• TASK STATEMENT: Go through the lines below one by one and count those holding the string "八一钢铁". Give the count alone.

• INPUT DATA:

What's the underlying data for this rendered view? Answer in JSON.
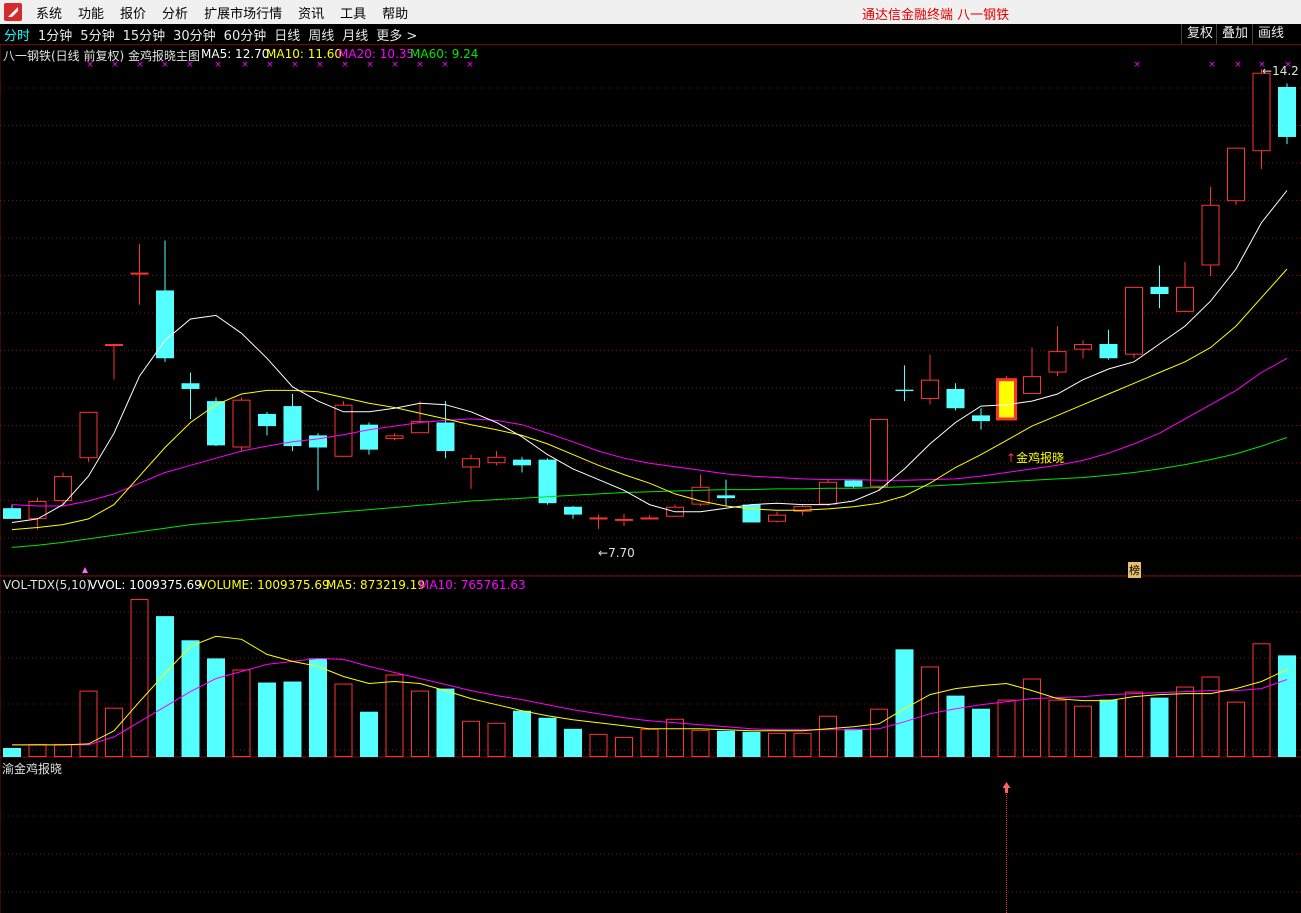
{
  "menu": {
    "items": [
      "系统",
      "功能",
      "报价",
      "分析",
      "扩展市场行情",
      "资讯",
      "工具",
      "帮助"
    ],
    "app_title": "通达信金融终端   八一钢铁"
  },
  "periods": {
    "items": [
      "分时",
      "1分钟",
      "5分钟",
      "15分钟",
      "30分钟",
      "60分钟",
      "日线",
      "周线",
      "月线",
      "更多 >"
    ],
    "active": "分时",
    "right_buttons": [
      "复权",
      "叠加",
      "画线"
    ]
  },
  "main_panel": {
    "title": "八一钢铁(日线 前复权) 金鸡报晓主图",
    "ma5_label": "MA5: 12.70",
    "ma10_label": "MA10: 11.60",
    "ma20_label": "MA20: 10.35",
    "ma60_label": "MA60: 9.24",
    "low_marker": "7.70",
    "high_marker": "14.2",
    "signal_label": "金鸡报晓",
    "tag_label": "榜"
  },
  "volume_panel": {
    "title": "VOL-TDX(5,10)",
    "vvol_label": "VVOL: 1009375.69",
    "volume_label": "VOLUME: 1009375.69",
    "ma5_label": "MA5: 873219.19",
    "ma10_label": "MA10: 765761.63"
  },
  "signal_panel": {
    "title": "渝金鸡报晓"
  },
  "colors": {
    "up": "#ff3232",
    "down": "#54ffff",
    "ma5": "#ffffff",
    "ma10": "#ffff00",
    "ma20": "#ff00ff",
    "ma60": "#00e600",
    "grid": "#7a1010",
    "signal": "#ffff00"
  },
  "chart_data": {
    "type": "candlestick",
    "price_range": [
      7.3,
      14.5
    ],
    "candles": [
      {
        "o": 8.25,
        "c": 8.1,
        "h": 8.3,
        "l": 8.1
      },
      {
        "o": 8.1,
        "c": 8.35,
        "h": 8.4,
        "l": 7.95
      },
      {
        "o": 8.35,
        "c": 8.7,
        "h": 8.75,
        "l": 8.3
      },
      {
        "o": 8.95,
        "c": 9.6,
        "h": 9.6,
        "l": 8.9
      },
      {
        "o": 10.55,
        "c": 10.55,
        "h": 10.55,
        "l": 10.05
      },
      {
        "o": 11.55,
        "c": 11.55,
        "h": 11.95,
        "l": 11.1
      },
      {
        "o": 11.3,
        "c": 10.35,
        "h": 12.0,
        "l": 10.3
      },
      {
        "o": 10.0,
        "c": 9.92,
        "h": 10.15,
        "l": 9.5
      },
      {
        "o": 9.75,
        "c": 9.13,
        "h": 9.8,
        "l": 9.12
      },
      {
        "o": 9.1,
        "c": 9.77,
        "h": 9.8,
        "l": 9.05
      },
      {
        "o": 9.57,
        "c": 9.4,
        "h": 9.6,
        "l": 9.27
      },
      {
        "o": 9.68,
        "c": 9.12,
        "h": 9.85,
        "l": 9.05
      },
      {
        "o": 9.27,
        "c": 9.1,
        "h": 9.3,
        "l": 8.5
      },
      {
        "o": 8.97,
        "c": 9.7,
        "h": 9.75,
        "l": 8.97
      },
      {
        "o": 9.42,
        "c": 9.07,
        "h": 9.45,
        "l": 9.0
      },
      {
        "o": 9.22,
        "c": 9.27,
        "h": 9.3,
        "l": 9.2
      },
      {
        "o": 9.3,
        "c": 9.47,
        "h": 9.75,
        "l": 9.3
      },
      {
        "o": 9.45,
        "c": 9.05,
        "h": 9.75,
        "l": 8.95
      },
      {
        "o": 8.82,
        "c": 8.95,
        "h": 9.0,
        "l": 8.52
      },
      {
        "o": 8.88,
        "c": 8.97,
        "h": 9.05,
        "l": 8.85
      },
      {
        "o": 8.93,
        "c": 8.85,
        "h": 8.97,
        "l": 8.75
      },
      {
        "o": 8.93,
        "c": 8.32,
        "h": 8.95,
        "l": 8.3
      },
      {
        "o": 8.27,
        "c": 8.16,
        "h": 8.28,
        "l": 8.1
      },
      {
        "o": 8.1,
        "c": 8.12,
        "h": 8.16,
        "l": 7.96
      },
      {
        "o": 8.1,
        "c": 8.1,
        "h": 8.17,
        "l": 8.0
      },
      {
        "o": 8.1,
        "c": 8.12,
        "h": 8.15,
        "l": 8.1
      },
      {
        "o": 8.13,
        "c": 8.27,
        "h": 8.3,
        "l": 8.13
      },
      {
        "o": 8.3,
        "c": 8.55,
        "h": 8.72,
        "l": 8.28
      },
      {
        "o": 8.43,
        "c": 8.39,
        "h": 8.65,
        "l": 8.28
      },
      {
        "o": 8.3,
        "c": 8.05,
        "h": 8.3,
        "l": 8.05
      },
      {
        "o": 8.06,
        "c": 8.16,
        "h": 8.2,
        "l": 8.05
      },
      {
        "o": 8.2,
        "c": 8.28,
        "h": 8.3,
        "l": 8.15
      },
      {
        "o": 8.3,
        "c": 8.62,
        "h": 8.66,
        "l": 8.28
      },
      {
        "o": 8.64,
        "c": 8.55,
        "h": 8.65,
        "l": 8.53
      },
      {
        "o": 8.55,
        "c": 9.5,
        "h": 9.5,
        "l": 8.5
      },
      {
        "o": 9.91,
        "c": 9.89,
        "h": 10.25,
        "l": 9.75
      },
      {
        "o": 9.78,
        "c": 10.05,
        "h": 10.4,
        "l": 9.7
      },
      {
        "o": 9.92,
        "c": 9.65,
        "h": 10.0,
        "l": 9.62
      },
      {
        "o": 9.55,
        "c": 9.47,
        "h": 9.65,
        "l": 9.35
      },
      {
        "o": 9.5,
        "c": 10.05,
        "h": 10.1,
        "l": 9.5
      },
      {
        "o": 9.85,
        "c": 10.1,
        "h": 10.5,
        "l": 9.85
      },
      {
        "o": 10.15,
        "c": 10.45,
        "h": 10.8,
        "l": 10.1
      },
      {
        "o": 10.47,
        "c": 10.55,
        "h": 10.6,
        "l": 10.35
      },
      {
        "o": 10.55,
        "c": 10.35,
        "h": 10.75,
        "l": 10.33
      },
      {
        "o": 10.4,
        "c": 11.35,
        "h": 11.35,
        "l": 10.35
      },
      {
        "o": 11.35,
        "c": 11.25,
        "h": 11.65,
        "l": 11.05
      },
      {
        "o": 11.0,
        "c": 11.35,
        "h": 11.7,
        "l": 11.0
      },
      {
        "o": 11.65,
        "c": 12.5,
        "h": 12.75,
        "l": 11.5
      },
      {
        "o": 12.55,
        "c": 13.3,
        "h": 13.3,
        "l": 12.5
      },
      {
        "o": 13.25,
        "c": 14.35,
        "h": 14.4,
        "l": 13.0
      },
      {
        "o": 14.15,
        "c": 13.45,
        "h": 14.2,
        "l": 13.35
      }
    ],
    "ma5": [
      8.05,
      8.1,
      8.3,
      8.7,
      9.3,
      10.1,
      10.6,
      10.9,
      10.95,
      10.7,
      10.35,
      9.95,
      9.75,
      9.6,
      9.6,
      9.65,
      9.72,
      9.7,
      9.6,
      9.45,
      9.25,
      9.0,
      8.8,
      8.65,
      8.5,
      8.3,
      8.2,
      8.2,
      8.25,
      8.3,
      8.32,
      8.3,
      8.3,
      8.35,
      8.5,
      8.8,
      9.15,
      9.45,
      9.68,
      9.7,
      9.75,
      9.85,
      10.05,
      10.2,
      10.3,
      10.55,
      10.8,
      11.15,
      11.6,
      12.25,
      12.7
    ],
    "ma10": [
      7.95,
      7.98,
      8.02,
      8.1,
      8.3,
      8.7,
      9.1,
      9.45,
      9.7,
      9.85,
      9.9,
      9.9,
      9.88,
      9.8,
      9.72,
      9.66,
      9.58,
      9.5,
      9.42,
      9.35,
      9.27,
      9.15,
      9.0,
      8.85,
      8.72,
      8.6,
      8.45,
      8.35,
      8.28,
      8.24,
      8.22,
      8.22,
      8.24,
      8.27,
      8.32,
      8.42,
      8.6,
      8.82,
      9.0,
      9.2,
      9.4,
      9.55,
      9.7,
      9.85,
      10.0,
      10.15,
      10.3,
      10.5,
      10.8,
      11.2,
      11.6
    ],
    "ma20": [
      8.3,
      8.28,
      8.28,
      8.35,
      8.45,
      8.6,
      8.75,
      8.85,
      8.95,
      9.05,
      9.12,
      9.18,
      9.22,
      9.28,
      9.35,
      9.4,
      9.45,
      9.48,
      9.5,
      9.48,
      9.42,
      9.3,
      9.18,
      9.05,
      8.95,
      8.88,
      8.83,
      8.78,
      8.73,
      8.7,
      8.68,
      8.66,
      8.65,
      8.65,
      8.64,
      8.64,
      8.65,
      8.66,
      8.7,
      8.75,
      8.8,
      8.85,
      8.92,
      9.02,
      9.15,
      9.3,
      9.5,
      9.7,
      9.9,
      10.15,
      10.35
    ],
    "ma60": [
      7.7,
      7.73,
      7.77,
      7.82,
      7.87,
      7.92,
      7.97,
      8.02,
      8.05,
      8.08,
      8.11,
      8.14,
      8.17,
      8.2,
      8.23,
      8.26,
      8.29,
      8.32,
      8.35,
      8.37,
      8.39,
      8.41,
      8.43,
      8.45,
      8.47,
      8.48,
      8.49,
      8.5,
      8.51,
      8.51,
      8.52,
      8.52,
      8.53,
      8.53,
      8.54,
      8.55,
      8.56,
      8.58,
      8.6,
      8.62,
      8.64,
      8.66,
      8.68,
      8.71,
      8.75,
      8.8,
      8.86,
      8.93,
      9.01,
      9.12,
      9.24
    ],
    "volume_range": [
      0,
      1.6
    ],
    "volume": [
      0.09,
      0.13,
      0.13,
      0.66,
      0.49,
      1.57,
      1.4,
      1.16,
      0.98,
      0.87,
      0.74,
      0.75,
      0.98,
      0.73,
      0.45,
      0.82,
      0.66,
      0.68,
      0.36,
      0.34,
      0.46,
      0.39,
      0.28,
      0.23,
      0.2,
      0.28,
      0.38,
      0.27,
      0.26,
      0.25,
      0.24,
      0.24,
      0.41,
      0.28,
      0.48,
      1.07,
      0.9,
      0.61,
      0.48,
      0.57,
      0.78,
      0.57,
      0.51,
      0.57,
      0.65,
      0.59,
      0.7,
      0.8,
      0.55,
      1.13,
      1.01
    ],
    "vol_ma5": [
      0.12,
      0.12,
      0.12,
      0.13,
      0.26,
      0.55,
      0.83,
      1.1,
      1.2,
      1.17,
      1.02,
      0.95,
      0.9,
      0.8,
      0.73,
      0.75,
      0.73,
      0.66,
      0.58,
      0.52,
      0.46,
      0.41,
      0.37,
      0.34,
      0.31,
      0.28,
      0.28,
      0.28,
      0.27,
      0.26,
      0.26,
      0.26,
      0.28,
      0.3,
      0.33,
      0.48,
      0.62,
      0.68,
      0.71,
      0.73,
      0.66,
      0.58,
      0.56,
      0.56,
      0.6,
      0.62,
      0.63,
      0.63,
      0.68,
      0.75,
      0.87
    ],
    "vol_ma10": [
      0.12,
      0.12,
      0.12,
      0.12,
      0.2,
      0.35,
      0.5,
      0.65,
      0.78,
      0.85,
      0.92,
      0.95,
      0.98,
      0.97,
      0.9,
      0.84,
      0.78,
      0.72,
      0.66,
      0.61,
      0.57,
      0.52,
      0.47,
      0.43,
      0.39,
      0.36,
      0.34,
      0.32,
      0.3,
      0.28,
      0.27,
      0.27,
      0.27,
      0.27,
      0.28,
      0.35,
      0.43,
      0.48,
      0.52,
      0.55,
      0.58,
      0.59,
      0.6,
      0.62,
      0.63,
      0.64,
      0.65,
      0.66,
      0.66,
      0.68,
      0.77
    ],
    "signal_index": 39
  }
}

• EXERCISE OUTPUT: 2